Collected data
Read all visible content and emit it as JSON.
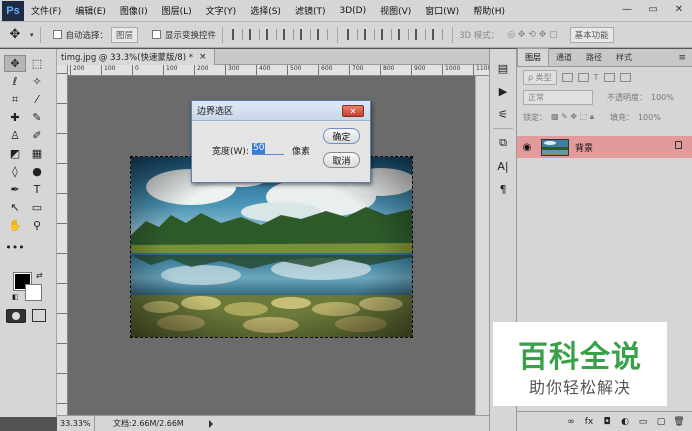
{
  "app": {
    "logo": "Ps",
    "menu": [
      "文件(F)",
      "编辑(E)",
      "图像(I)",
      "图层(L)",
      "文字(Y)",
      "选择(S)",
      "滤镜(T)",
      "3D(D)",
      "视图(V)",
      "窗口(W)",
      "帮助(H)"
    ],
    "window_controls": [
      "—",
      "▭",
      "✕"
    ]
  },
  "options": {
    "auto_select_label": "自动选择：",
    "auto_select_value": "图层",
    "show_transform_label": "显示变换控件",
    "mode_3d_label": "3D 模式：",
    "workspace_value": "基本功能"
  },
  "document": {
    "tab_title": "timg.jpg @ 33.3%(快速蒙版/8) *",
    "close_glyph": "×",
    "ruler_labels": [
      "200",
      "100",
      "0",
      "100",
      "200",
      "300",
      "400",
      "500",
      "600",
      "700",
      "800",
      "900",
      "1000",
      "1100"
    ],
    "zoom": "33.33%",
    "doc_info": "文档:2.66M/2.66M"
  },
  "dialog": {
    "title": "边界选区",
    "close_glyph": "✕",
    "width_label": "宽度(W):",
    "width_value": "50",
    "unit": "像素",
    "ok_label": "确定",
    "cancel_label": "取消"
  },
  "layers_panel": {
    "tabs": [
      "图层",
      "通道",
      "路径",
      "样式"
    ],
    "kind_filter": "ρ 类型",
    "blend_mode": "正常",
    "opacity_label": "不透明度：",
    "opacity_value": "100%",
    "lock_label": "锁定：",
    "fill_label": "填充：",
    "fill_value": "100%",
    "layer_name": "背景",
    "bottom_icons": [
      "link-icon",
      "fx-icon",
      "mask-icon",
      "adjustment-icon",
      "group-icon",
      "new-layer-icon",
      "trash-icon"
    ]
  },
  "watermark": {
    "title": "百科全说",
    "subtitle": "助你轻松解决"
  },
  "colors": {
    "foreground": "#000000",
    "background": "#ffffff",
    "selected_layer": "#e39a9a",
    "watermark_green": "#3aa14a"
  }
}
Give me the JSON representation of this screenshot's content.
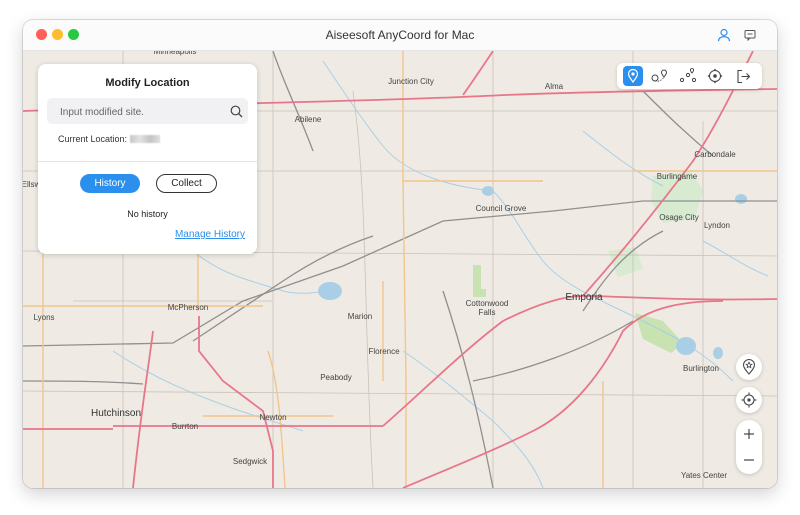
{
  "window": {
    "title": "Aiseesoft AnyCoord for Mac"
  },
  "panel": {
    "title": "Modify Location",
    "search_placeholder": "Input modified site.",
    "current_location_label": "Current Location:",
    "tabs": [
      {
        "label": "History",
        "active": true
      },
      {
        "label": "Collect",
        "active": false
      }
    ],
    "empty_text": "No history",
    "manage_link": "Manage History"
  },
  "toolbar": {
    "tools": [
      {
        "icon": "modify-location-icon",
        "active": true
      },
      {
        "icon": "one-stop-mode-icon",
        "active": false
      },
      {
        "icon": "multi-stop-mode-icon",
        "active": false
      },
      {
        "icon": "joystick-mode-icon",
        "active": false
      },
      {
        "icon": "exit-icon",
        "active": false
      }
    ]
  },
  "map": {
    "towns": [
      {
        "name": "Minneapolis",
        "big": false
      },
      {
        "name": "Junction City",
        "big": false
      },
      {
        "name": "Alma",
        "big": false
      },
      {
        "name": "Abilene",
        "big": false
      },
      {
        "name": "Carbondale",
        "big": false
      },
      {
        "name": "Burlingame",
        "big": false
      },
      {
        "name": "Council Grove",
        "big": false
      },
      {
        "name": "Osage City",
        "big": false
      },
      {
        "name": "Lyndon",
        "big": false
      },
      {
        "name": "Ellsw",
        "big": false
      },
      {
        "name": "McPherson",
        "big": false
      },
      {
        "name": "Lyons",
        "big": false
      },
      {
        "name": "Marion",
        "big": false
      },
      {
        "name": "Cottonwood",
        "big": false
      },
      {
        "name": "Falls",
        "big": false
      },
      {
        "name": "Emporia",
        "big": true
      },
      {
        "name": "Florence",
        "big": false
      },
      {
        "name": "Peabody",
        "big": false
      },
      {
        "name": "Burlington",
        "big": false
      },
      {
        "name": "Hutchinson",
        "big": true
      },
      {
        "name": "Burrton",
        "big": false
      },
      {
        "name": "Newton",
        "big": false
      },
      {
        "name": "Sedgwick",
        "big": false
      },
      {
        "name": "Yates Center",
        "big": false
      }
    ]
  },
  "colors": {
    "accent": "#2b8fee",
    "map_land": "#efebe4",
    "road_major": "#e8768a",
    "road_secondary": "#f2c58a",
    "water": "#a9cfe6",
    "park": "#c8e2b2"
  }
}
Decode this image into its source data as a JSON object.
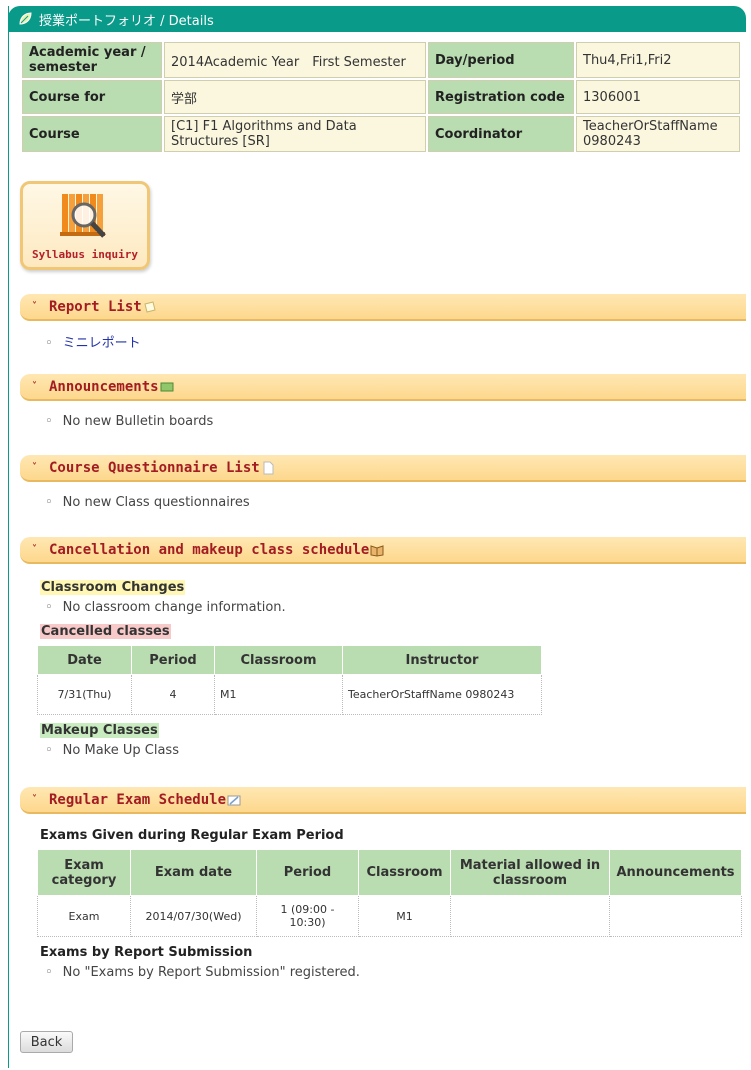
{
  "title": "授業ポートフォリオ / Details",
  "info": {
    "academic_year_label": "Academic year / semester",
    "academic_year_value": "2014Academic Year　First Semester",
    "day_period_label": "Day/period",
    "day_period_value": "Thu4,Fri1,Fri2",
    "course_for_label": "Course for",
    "course_for_value": "学部",
    "reg_code_label": "Registration code",
    "reg_code_value": "1306001",
    "course_label": "Course",
    "course_value": "[C1] F1 Algorithms and Data Structures [SR]",
    "coordinator_label": "Coordinator",
    "coordinator_value": "TeacherOrStaffName 0980243"
  },
  "syllabus_button": "Syllabus inquiry",
  "sections": {
    "report": {
      "title": "Report List",
      "item": "ミニレポート"
    },
    "announcements": {
      "title": "Announcements",
      "item": "No new Bulletin boards"
    },
    "questionnaire": {
      "title": "Course Questionnaire List",
      "item": "No new Class questionnaires"
    },
    "cancellation": {
      "title": "Cancellation and makeup class schedule",
      "classroom_changes": "Classroom Changes",
      "classroom_changes_item": "No classroom change information.",
      "cancelled": "Cancelled classes",
      "cancelled_headers": [
        "Date",
        "Period",
        "Classroom",
        "Instructor"
      ],
      "cancelled_row": [
        "7/31(Thu)",
        "4",
        "M1",
        "TeacherOrStaffName 0980243"
      ],
      "makeup": "Makeup Classes",
      "makeup_item": "No Make Up Class"
    },
    "exam": {
      "title": "Regular Exam Schedule",
      "regular_heading": "Exams Given during Regular Exam Period",
      "headers": [
        "Exam category",
        "Exam date",
        "Period",
        "Classroom",
        "Material allowed in classroom",
        "Announcements"
      ],
      "row": [
        "Exam",
        "2014/07/30(Wed)",
        "1 (09:00 - 10:30)",
        "M1",
        "",
        ""
      ],
      "report_heading": "Exams by Report Submission",
      "report_item": "No \"Exams by Report Submission\" registered."
    }
  },
  "back_button": "Back",
  "icons": {
    "title": "leaf-icon",
    "syllabus": "magnifier-books-icon",
    "report": "paper-icon",
    "announcements": "board-icon",
    "questionnaire": "document-icon",
    "cancellation": "book-icon",
    "exam": "pencil-note-icon"
  }
}
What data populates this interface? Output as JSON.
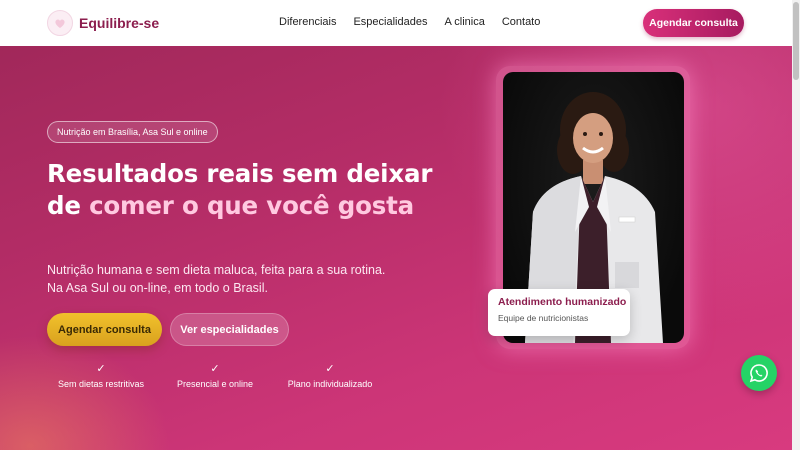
{
  "header": {
    "brand_name": "Equilibre-se",
    "nav": [
      "Diferenciais",
      "Especialidades",
      "A clinica",
      "Contato"
    ],
    "cta_label": "Agendar consulta"
  },
  "hero": {
    "badge": "Nutrição em Brasília, Asa Sul e online",
    "headline_part1": "Resultados reais sem deixar de ",
    "headline_highlight": "comer o que você gosta",
    "subtext": "Nutrição humana e sem dieta maluca, feita para a sua rotina. Na Asa Sul ou on-line, em todo o Brasil.",
    "primary_button": "Agendar consulta",
    "secondary_button": "Ver especialidades",
    "features": [
      {
        "icon": "check-icon",
        "label": "Sem dietas restritivas"
      },
      {
        "icon": "check-icon",
        "label": "Presencial e online"
      },
      {
        "icon": "check-icon",
        "label": "Plano individualizado"
      }
    ]
  },
  "photo_card": {
    "title": "Atendimento humanizado",
    "subtitle": "Equipe de nutricionistas"
  },
  "colors": {
    "brand": "#8c1e4e",
    "cta_gradient_start": "#d9307a",
    "primary_button": "#f1c12c",
    "highlight_text": "#ffc9e0",
    "whatsapp": "#25d366"
  }
}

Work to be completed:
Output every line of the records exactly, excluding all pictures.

Task response:
Read all visible content and emit it as JSON.
{
  "app": {
    "logo": "Ps",
    "menu": [
      "文件(F)",
      "编辑(E)",
      "图像(I)",
      "图层(L)",
      "文字(Y)",
      "选择(S)",
      "滤镜(T)",
      "3D(D)",
      "视图(V)",
      "窗口(W)",
      "帮助(H)"
    ],
    "window_controls": [
      "—",
      "▭",
      "✕"
    ]
  },
  "options": {
    "auto_select_label": "自动选择：",
    "auto_select_value": "图层",
    "show_transform_label": "显示变换控件",
    "mode_3d_label": "3D 模式：",
    "workspace_value": "基本功能"
  },
  "document": {
    "tab_title": "timg.jpg @ 33.3%(快速蒙版/8) *",
    "close_glyph": "×",
    "ruler_labels": [
      "200",
      "100",
      "0",
      "100",
      "200",
      "300",
      "400",
      "500",
      "600",
      "700",
      "800",
      "900",
      "1000",
      "1100"
    ],
    "zoom": "33.33%",
    "doc_info": "文档:2.66M/2.66M"
  },
  "dialog": {
    "title": "边界选区",
    "close_glyph": "✕",
    "width_label": "宽度(W):",
    "width_value": "50",
    "unit": "像素",
    "ok_label": "确定",
    "cancel_label": "取消"
  },
  "layers_panel": {
    "tabs": [
      "图层",
      "通道",
      "路径",
      "样式"
    ],
    "kind_filter": "ρ 类型",
    "blend_mode": "正常",
    "opacity_label": "不透明度：",
    "opacity_value": "100%",
    "lock_label": "锁定：",
    "fill_label": "填充：",
    "fill_value": "100%",
    "layer_name": "背景",
    "bottom_icons": [
      "link-icon",
      "fx-icon",
      "mask-icon",
      "adjustment-icon",
      "group-icon",
      "new-layer-icon",
      "trash-icon"
    ]
  },
  "watermark": {
    "title": "百科全说",
    "subtitle": "助你轻松解决"
  },
  "colors": {
    "foreground": "#000000",
    "background": "#ffffff",
    "selected_layer": "#e39a9a",
    "watermark_green": "#3aa14a"
  }
}
Give me the JSON representation of this screenshot's content.
{
  "window": {
    "title": "Aiseesoft AnyCoord for Mac"
  },
  "panel": {
    "title": "Modify Location",
    "search_placeholder": "Input modified site.",
    "current_location_label": "Current Location:",
    "tabs": [
      {
        "label": "History",
        "active": true
      },
      {
        "label": "Collect",
        "active": false
      }
    ],
    "empty_text": "No history",
    "manage_link": "Manage History"
  },
  "toolbar": {
    "tools": [
      {
        "icon": "modify-location-icon",
        "active": true
      },
      {
        "icon": "one-stop-mode-icon",
        "active": false
      },
      {
        "icon": "multi-stop-mode-icon",
        "active": false
      },
      {
        "icon": "joystick-mode-icon",
        "active": false
      },
      {
        "icon": "exit-icon",
        "active": false
      }
    ]
  },
  "map": {
    "towns": [
      {
        "name": "Minneapolis",
        "big": false
      },
      {
        "name": "Junction City",
        "big": false
      },
      {
        "name": "Alma",
        "big": false
      },
      {
        "name": "Abilene",
        "big": false
      },
      {
        "name": "Carbondale",
        "big": false
      },
      {
        "name": "Burlingame",
        "big": false
      },
      {
        "name": "Council Grove",
        "big": false
      },
      {
        "name": "Osage City",
        "big": false
      },
      {
        "name": "Lyndon",
        "big": false
      },
      {
        "name": "Ellsw",
        "big": false
      },
      {
        "name": "McPherson",
        "big": false
      },
      {
        "name": "Lyons",
        "big": false
      },
      {
        "name": "Marion",
        "big": false
      },
      {
        "name": "Cottonwood",
        "big": false
      },
      {
        "name": "Falls",
        "big": false
      },
      {
        "name": "Emporia",
        "big": true
      },
      {
        "name": "Florence",
        "big": false
      },
      {
        "name": "Peabody",
        "big": false
      },
      {
        "name": "Burlington",
        "big": false
      },
      {
        "name": "Hutchinson",
        "big": true
      },
      {
        "name": "Burrton",
        "big": false
      },
      {
        "name": "Newton",
        "big": false
      },
      {
        "name": "Sedgwick",
        "big": false
      },
      {
        "name": "Yates Center",
        "big": false
      }
    ]
  },
  "colors": {
    "accent": "#2b8fee",
    "map_land": "#efebe4",
    "road_major": "#e8768a",
    "road_secondary": "#f2c58a",
    "water": "#a9cfe6",
    "park": "#c8e2b2"
  }
}
Decode this image into its source data as a JSON object.
{
  "title": "授業ポートフォリオ / Details",
  "info": {
    "academic_year_label": "Academic year / semester",
    "academic_year_value": "2014Academic Year　First Semester",
    "day_period_label": "Day/period",
    "day_period_value": "Thu4,Fri1,Fri2",
    "course_for_label": "Course for",
    "course_for_value": "学部",
    "reg_code_label": "Registration code",
    "reg_code_value": "1306001",
    "course_label": "Course",
    "course_value": "[C1] F1 Algorithms and Data Structures [SR]",
    "coordinator_label": "Coordinator",
    "coordinator_value": "TeacherOrStaffName 0980243"
  },
  "syllabus_button": "Syllabus inquiry",
  "sections": {
    "report": {
      "title": "Report List",
      "item": "ミニレポート"
    },
    "announcements": {
      "title": "Announcements",
      "item": "No new Bulletin boards"
    },
    "questionnaire": {
      "title": "Course Questionnaire List",
      "item": "No new Class questionnaires"
    },
    "cancellation": {
      "title": "Cancellation and makeup class schedule",
      "classroom_changes": "Classroom Changes",
      "classroom_changes_item": "No classroom change information.",
      "cancelled": "Cancelled classes",
      "cancelled_headers": [
        "Date",
        "Period",
        "Classroom",
        "Instructor"
      ],
      "cancelled_row": [
        "7/31(Thu)",
        "4",
        "M1",
        "TeacherOrStaffName 0980243"
      ],
      "makeup": "Makeup Classes",
      "makeup_item": "No Make Up Class"
    },
    "exam": {
      "title": "Regular Exam Schedule",
      "regular_heading": "Exams Given during Regular Exam Period",
      "headers": [
        "Exam category",
        "Exam date",
        "Period",
        "Classroom",
        "Material allowed in classroom",
        "Announcements"
      ],
      "row": [
        "Exam",
        "2014/07/30(Wed)",
        "1 (09:00 - 10:30)",
        "M1",
        "",
        ""
      ],
      "report_heading": "Exams by Report Submission",
      "report_item": "No \"Exams by Report Submission\" registered."
    }
  },
  "back_button": "Back",
  "icons": {
    "title": "leaf-icon",
    "syllabus": "magnifier-books-icon",
    "report": "paper-icon",
    "announcements": "board-icon",
    "questionnaire": "document-icon",
    "cancellation": "book-icon",
    "exam": "pencil-note-icon"
  }
}
What data populates this interface? Output as JSON.
{
  "header": {
    "brand_name": "Equilibre-se",
    "nav": [
      "Diferenciais",
      "Especialidades",
      "A clinica",
      "Contato"
    ],
    "cta_label": "Agendar consulta"
  },
  "hero": {
    "badge": "Nutrição em Brasília, Asa Sul e online",
    "headline_part1": "Resultados reais sem deixar de ",
    "headline_highlight": "comer o que você gosta",
    "subtext": "Nutrição humana e sem dieta maluca, feita para a sua rotina. Na Asa Sul ou on-line, em todo o Brasil.",
    "primary_button": "Agendar consulta",
    "secondary_button": "Ver especialidades",
    "features": [
      {
        "icon": "check-icon",
        "label": "Sem dietas restritivas"
      },
      {
        "icon": "check-icon",
        "label": "Presencial e online"
      },
      {
        "icon": "check-icon",
        "label": "Plano individualizado"
      }
    ]
  },
  "photo_card": {
    "title": "Atendimento humanizado",
    "subtitle": "Equipe de nutricionistas"
  },
  "colors": {
    "brand": "#8c1e4e",
    "cta_gradient_start": "#d9307a",
    "primary_button": "#f1c12c",
    "highlight_text": "#ffc9e0",
    "whatsapp": "#25d366"
  }
}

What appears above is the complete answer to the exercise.